"The state of our world now, and our country, has dictated that we have a need for this," said Brockton Police Captain Jeff Marchetti.
The Advanced Law Enforcement Rapid Response Training program was developed at Texas State University. It's where Brockton officer Christopher Perez was certified to train others.
With training modeled after information from incident reports following Columbine and Newtown, Perez said it's important to learn the skill of rapid response.
"The first wave of police are stepping over victims to get to the shooter but now they are being followed in by teams of police and fire together for the purpose of getting the victims before they die," said Perez. "And with Columbine, where it took so long to clear a building and make it safe, traditionally police would go in and do their job very independently of us. We've realized that wasn't conducive to saving lives."
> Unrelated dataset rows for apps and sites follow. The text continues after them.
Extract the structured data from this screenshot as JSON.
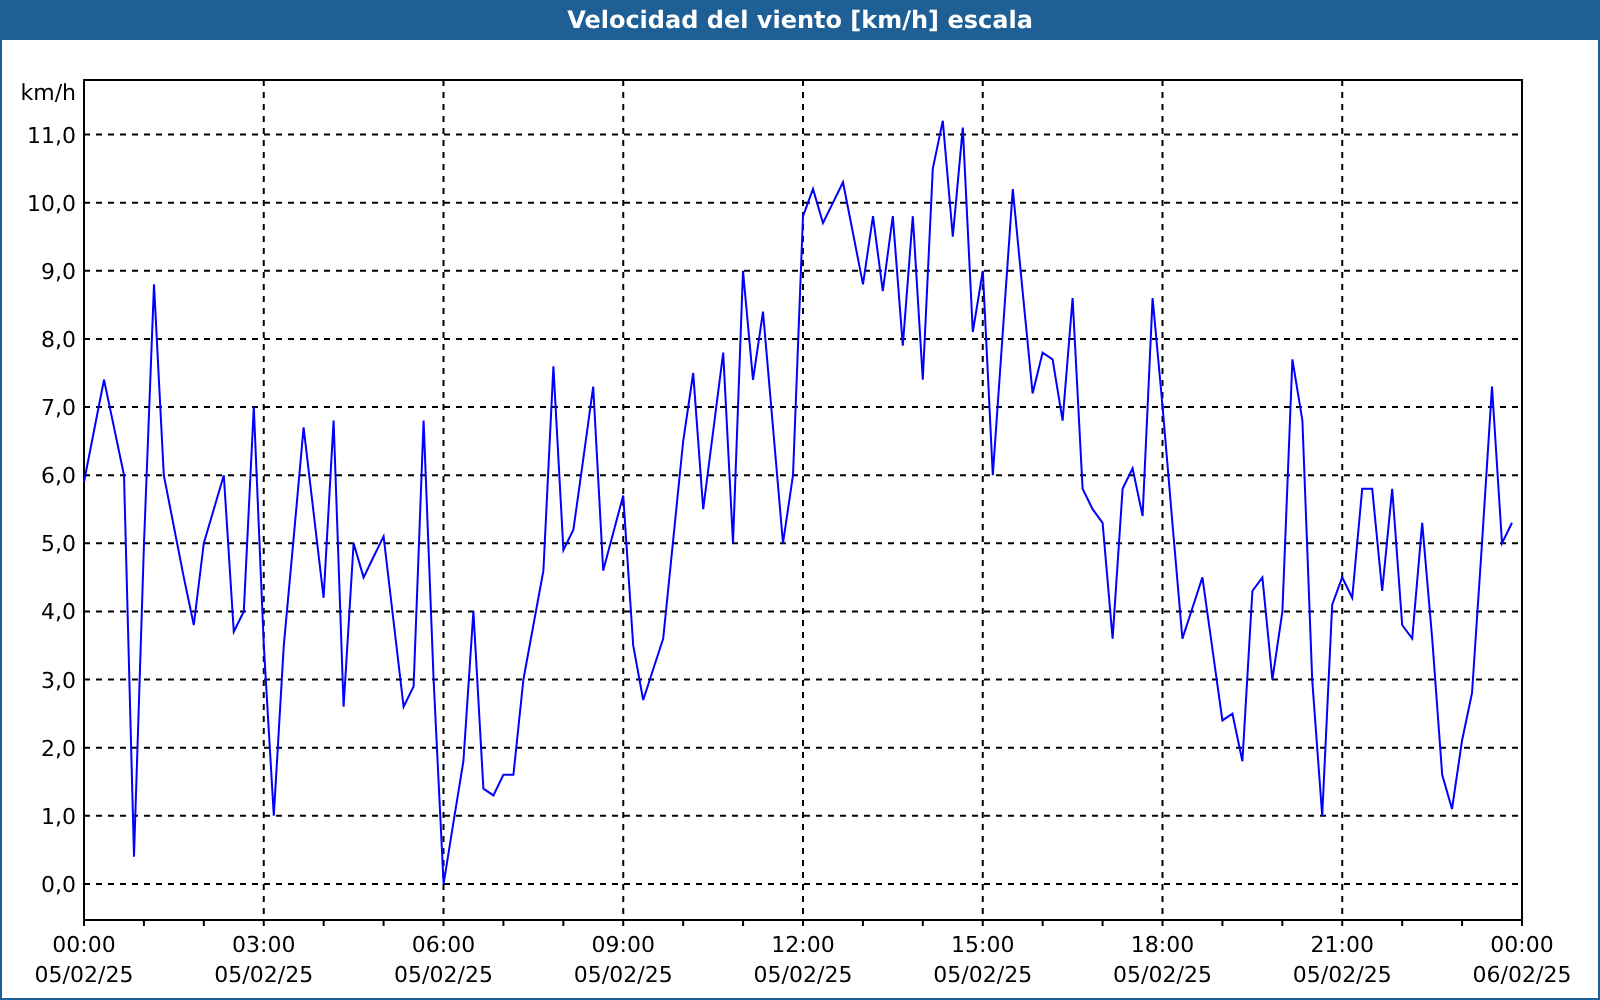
{
  "window": {
    "title": "Velocidad del viento [km/h] escala"
  },
  "chart": {
    "chart_data": {
      "type": "line",
      "ylabel": "km/h",
      "ylim": [
        -0.53,
        11.8
      ],
      "grid": true,
      "yticks": [
        {
          "value": 0,
          "label": "0,0"
        },
        {
          "value": 1,
          "label": "1,0"
        },
        {
          "value": 2,
          "label": "2,0"
        },
        {
          "value": 3,
          "label": "3,0"
        },
        {
          "value": 4,
          "label": "4,0"
        },
        {
          "value": 5,
          "label": "5,0"
        },
        {
          "value": 6,
          "label": "6,0"
        },
        {
          "value": 7,
          "label": "7,0"
        },
        {
          "value": 8,
          "label": "8,0"
        },
        {
          "value": 9,
          "label": "9,0"
        },
        {
          "value": 10,
          "label": "10,0"
        },
        {
          "value": 11,
          "label": "11,0"
        }
      ],
      "categories": [
        "00:00\n05/02/25",
        null,
        null,
        null,
        null,
        null,
        null,
        null,
        null,
        null,
        null,
        null,
        null,
        null,
        null,
        null,
        null,
        null,
        "03:00\n05/02/25",
        null,
        null,
        null,
        null,
        null,
        null,
        null,
        null,
        null,
        null,
        null,
        null,
        null,
        null,
        null,
        null,
        null,
        "06:00\n05/02/25",
        null,
        null,
        null,
        null,
        null,
        null,
        null,
        null,
        null,
        null,
        null,
        null,
        null,
        null,
        null,
        null,
        null,
        "09:00\n05/02/25",
        null,
        null,
        null,
        null,
        null,
        null,
        null,
        null,
        null,
        null,
        null,
        null,
        null,
        null,
        null,
        null,
        null,
        "12:00\n05/02/25",
        null,
        null,
        null,
        null,
        null,
        null,
        null,
        null,
        null,
        null,
        null,
        null,
        null,
        null,
        null,
        null,
        null,
        "15:00\n05/02/25",
        null,
        null,
        null,
        null,
        null,
        null,
        null,
        null,
        null,
        null,
        null,
        null,
        null,
        null,
        null,
        null,
        null,
        "18:00\n05/02/25",
        null,
        null,
        null,
        null,
        null,
        null,
        null,
        null,
        null,
        null,
        null,
        null,
        null,
        null,
        null,
        null,
        null,
        "21:00\n05/02/25",
        null,
        null,
        null,
        null,
        null,
        null,
        null,
        null,
        null,
        null,
        null,
        null,
        null,
        null,
        null,
        null,
        null,
        "00:00\n06/02/25"
      ],
      "series": [
        {
          "color": "#0000ff",
          "values": [
            5.9,
            6.65,
            7.4,
            6.7,
            6.0,
            0.4,
            5.0,
            8.8,
            6.0,
            5.25,
            4.5,
            3.8,
            5.0,
            5.5,
            6.0,
            3.7,
            4.0,
            7.0,
            3.5,
            1.0,
            3.5,
            5.1,
            6.7,
            5.45,
            4.2,
            6.8,
            2.6,
            5.0,
            4.5,
            4.8,
            5.1,
            3.85,
            2.6,
            2.9,
            6.8,
            3.0,
            0.0,
            0.9,
            1.8,
            4.0,
            1.4,
            1.3,
            1.6,
            1.6,
            3.0,
            3.8,
            4.6,
            7.6,
            4.9,
            5.2,
            6.25,
            7.3,
            4.6,
            5.15,
            5.7,
            3.5,
            2.7,
            3.15,
            3.6,
            5.05,
            6.5,
            7.5,
            5.5,
            6.65,
            7.8,
            5.0,
            9.0,
            7.4,
            8.4,
            6.7,
            5.0,
            6.0,
            9.8,
            10.2,
            9.7,
            10.0,
            10.3,
            9.55,
            8.8,
            9.8,
            8.7,
            9.8,
            7.9,
            9.8,
            7.4,
            10.5,
            11.2,
            9.5,
            11.1,
            8.1,
            9.0,
            6.0,
            8.1,
            10.2,
            8.7,
            7.2,
            7.8,
            7.7,
            6.8,
            8.6,
            5.8,
            5.5,
            5.3,
            3.6,
            5.8,
            6.1,
            5.4,
            8.6,
            7.0,
            5.3,
            3.6,
            4.05,
            4.5,
            3.45,
            2.4,
            2.5,
            1.8,
            4.3,
            4.5,
            3.0,
            4.0,
            7.7,
            6.8,
            3.0,
            1.0,
            4.1,
            4.5,
            4.2,
            5.8,
            5.8,
            4.3,
            5.8,
            3.8,
            3.6,
            5.3,
            3.6,
            1.6,
            1.1,
            2.1,
            2.8,
            5.0,
            7.3,
            5.0,
            5.3,
            null
          ]
        }
      ]
    }
  }
}
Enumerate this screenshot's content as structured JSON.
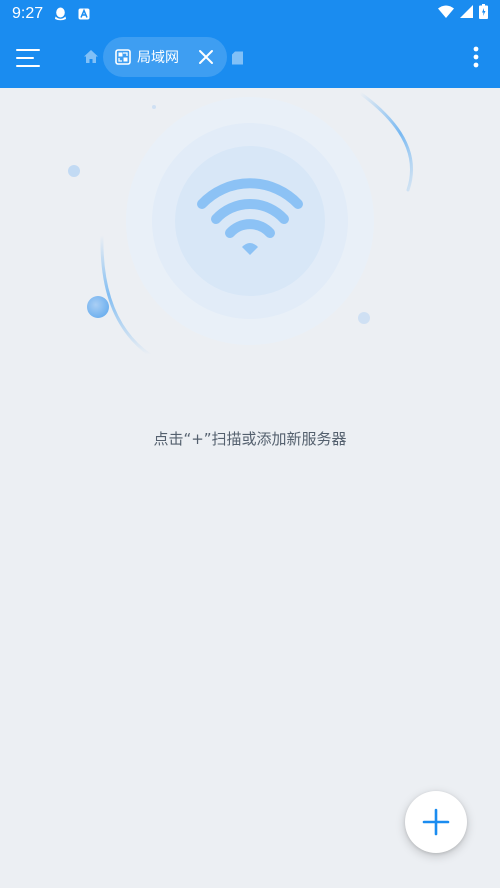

The training in Brockton is not mandatory but being strongly encouraged. First responders are planning another drill Nov. 14.